Component data from apps and pages:
Content starts

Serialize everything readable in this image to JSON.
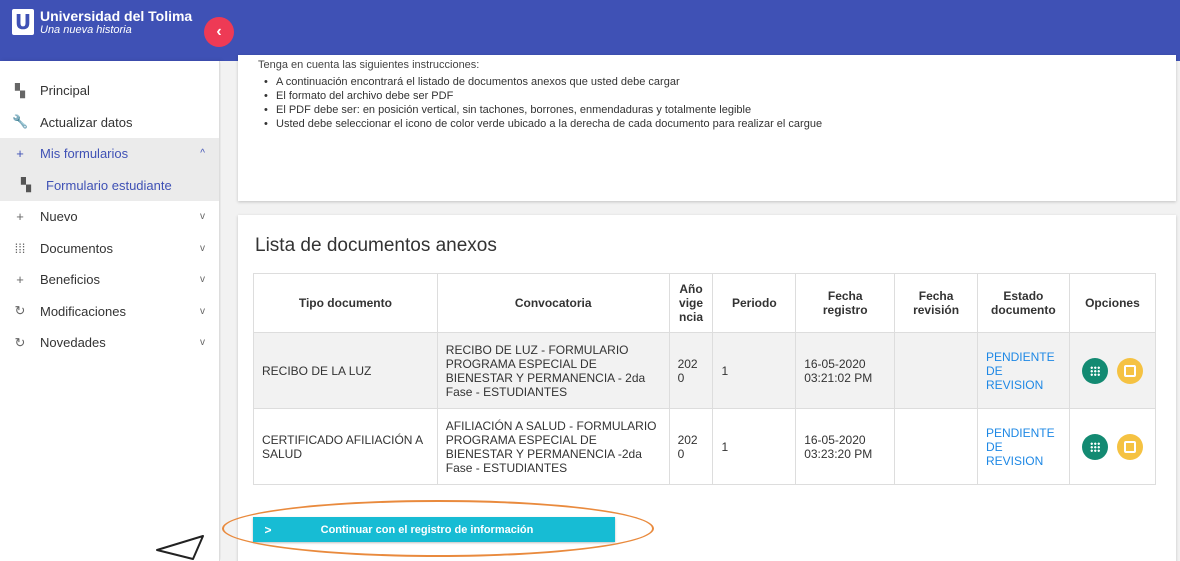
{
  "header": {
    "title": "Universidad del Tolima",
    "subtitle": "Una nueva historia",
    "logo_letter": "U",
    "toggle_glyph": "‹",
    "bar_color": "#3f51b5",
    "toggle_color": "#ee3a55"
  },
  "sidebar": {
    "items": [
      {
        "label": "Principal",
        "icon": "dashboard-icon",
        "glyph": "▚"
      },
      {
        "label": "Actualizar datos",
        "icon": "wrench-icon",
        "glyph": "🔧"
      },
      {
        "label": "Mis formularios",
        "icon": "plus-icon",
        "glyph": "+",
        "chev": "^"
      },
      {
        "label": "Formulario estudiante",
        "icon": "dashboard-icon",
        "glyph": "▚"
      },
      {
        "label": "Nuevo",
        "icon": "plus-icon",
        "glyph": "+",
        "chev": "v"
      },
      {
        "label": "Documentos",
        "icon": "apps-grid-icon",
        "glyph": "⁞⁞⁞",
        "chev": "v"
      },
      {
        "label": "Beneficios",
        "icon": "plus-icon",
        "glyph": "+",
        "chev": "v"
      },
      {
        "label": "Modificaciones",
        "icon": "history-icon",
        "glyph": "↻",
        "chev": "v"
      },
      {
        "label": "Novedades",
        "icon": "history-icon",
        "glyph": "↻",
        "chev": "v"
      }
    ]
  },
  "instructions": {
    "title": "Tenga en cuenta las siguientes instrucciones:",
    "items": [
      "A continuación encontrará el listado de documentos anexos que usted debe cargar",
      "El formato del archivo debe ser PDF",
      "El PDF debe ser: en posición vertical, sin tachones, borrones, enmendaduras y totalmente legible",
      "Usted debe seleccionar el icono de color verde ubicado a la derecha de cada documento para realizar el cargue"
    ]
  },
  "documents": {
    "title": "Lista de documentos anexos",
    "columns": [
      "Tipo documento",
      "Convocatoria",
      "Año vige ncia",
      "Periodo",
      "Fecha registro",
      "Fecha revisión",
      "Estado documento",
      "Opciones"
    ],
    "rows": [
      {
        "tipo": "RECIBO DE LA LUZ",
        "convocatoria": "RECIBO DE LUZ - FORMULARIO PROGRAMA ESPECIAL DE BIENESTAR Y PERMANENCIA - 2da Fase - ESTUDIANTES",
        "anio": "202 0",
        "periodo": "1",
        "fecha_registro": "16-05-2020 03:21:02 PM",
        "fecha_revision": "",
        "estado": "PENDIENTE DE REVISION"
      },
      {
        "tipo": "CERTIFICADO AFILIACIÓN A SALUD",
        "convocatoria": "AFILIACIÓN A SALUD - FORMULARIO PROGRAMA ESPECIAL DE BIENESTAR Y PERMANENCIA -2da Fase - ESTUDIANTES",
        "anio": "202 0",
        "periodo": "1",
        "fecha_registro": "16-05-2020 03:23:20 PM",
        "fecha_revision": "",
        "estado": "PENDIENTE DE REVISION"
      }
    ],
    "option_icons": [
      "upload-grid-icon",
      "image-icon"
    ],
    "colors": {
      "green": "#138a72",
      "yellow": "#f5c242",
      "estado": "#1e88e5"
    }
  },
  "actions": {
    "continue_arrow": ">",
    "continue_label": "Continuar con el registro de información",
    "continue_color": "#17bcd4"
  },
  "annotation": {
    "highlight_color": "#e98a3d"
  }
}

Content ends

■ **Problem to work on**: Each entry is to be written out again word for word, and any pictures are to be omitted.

■ **Written reply**:
Serialize everything readable in this image to JSON.
{
  "header": {
    "title": "Universidad del Tolima",
    "subtitle": "Una nueva historia",
    "logo_letter": "U",
    "toggle_glyph": "‹",
    "bar_color": "#3f51b5",
    "toggle_color": "#ee3a55"
  },
  "sidebar": {
    "items": [
      {
        "label": "Principal",
        "icon": "dashboard-icon",
        "glyph": "▚"
      },
      {
        "label": "Actualizar datos",
        "icon": "wrench-icon",
        "glyph": "🔧"
      },
      {
        "label": "Mis formularios",
        "icon": "plus-icon",
        "glyph": "+",
        "chev": "^"
      },
      {
        "label": "Formulario estudiante",
        "icon": "dashboard-icon",
        "glyph": "▚"
      },
      {
        "label": "Nuevo",
        "icon": "plus-icon",
        "glyph": "+",
        "chev": "v"
      },
      {
        "label": "Documentos",
        "icon": "apps-grid-icon",
        "glyph": "⁞⁞⁞",
        "chev": "v"
      },
      {
        "label": "Beneficios",
        "icon": "plus-icon",
        "glyph": "+",
        "chev": "v"
      },
      {
        "label": "Modificaciones",
        "icon": "history-icon",
        "glyph": "↻",
        "chev": "v"
      },
      {
        "label": "Novedades",
        "icon": "history-icon",
        "glyph": "↻",
        "chev": "v"
      }
    ]
  },
  "instructions": {
    "title": "Tenga en cuenta las siguientes instrucciones:",
    "items": [
      "A continuación encontrará el listado de documentos anexos que usted debe cargar",
      "El formato del archivo debe ser PDF",
      "El PDF debe ser: en posición vertical, sin tachones, borrones, enmendaduras y totalmente legible",
      "Usted debe seleccionar el icono de color verde ubicado a la derecha de cada documento para realizar el cargue"
    ]
  },
  "documents": {
    "title": "Lista de documentos anexos",
    "columns": [
      "Tipo documento",
      "Convocatoria",
      "Año vige ncia",
      "Periodo",
      "Fecha registro",
      "Fecha revisión",
      "Estado documento",
      "Opciones"
    ],
    "rows": [
      {
        "tipo": "RECIBO DE LA LUZ",
        "convocatoria": "RECIBO DE LUZ - FORMULARIO PROGRAMA ESPECIAL DE BIENESTAR Y PERMANENCIA - 2da Fase - ESTUDIANTES",
        "anio": "202 0",
        "periodo": "1",
        "fecha_registro": "16-05-2020 03:21:02 PM",
        "fecha_revision": "",
        "estado": "PENDIENTE DE REVISION"
      },
      {
        "tipo": "CERTIFICADO AFILIACIÓN A SALUD",
        "convocatoria": "AFILIACIÓN A SALUD - FORMULARIO PROGRAMA ESPECIAL DE BIENESTAR Y PERMANENCIA -2da Fase - ESTUDIANTES",
        "anio": "202 0",
        "periodo": "1",
        "fecha_registro": "16-05-2020 03:23:20 PM",
        "fecha_revision": "",
        "estado": "PENDIENTE DE REVISION"
      }
    ],
    "option_icons": [
      "upload-grid-icon",
      "image-icon"
    ],
    "colors": {
      "green": "#138a72",
      "yellow": "#f5c242",
      "estado": "#1e88e5"
    }
  },
  "actions": {
    "continue_arrow": ">",
    "continue_label": "Continuar con el registro de información",
    "continue_color": "#17bcd4"
  },
  "annotation": {
    "highlight_color": "#e98a3d"
  }
}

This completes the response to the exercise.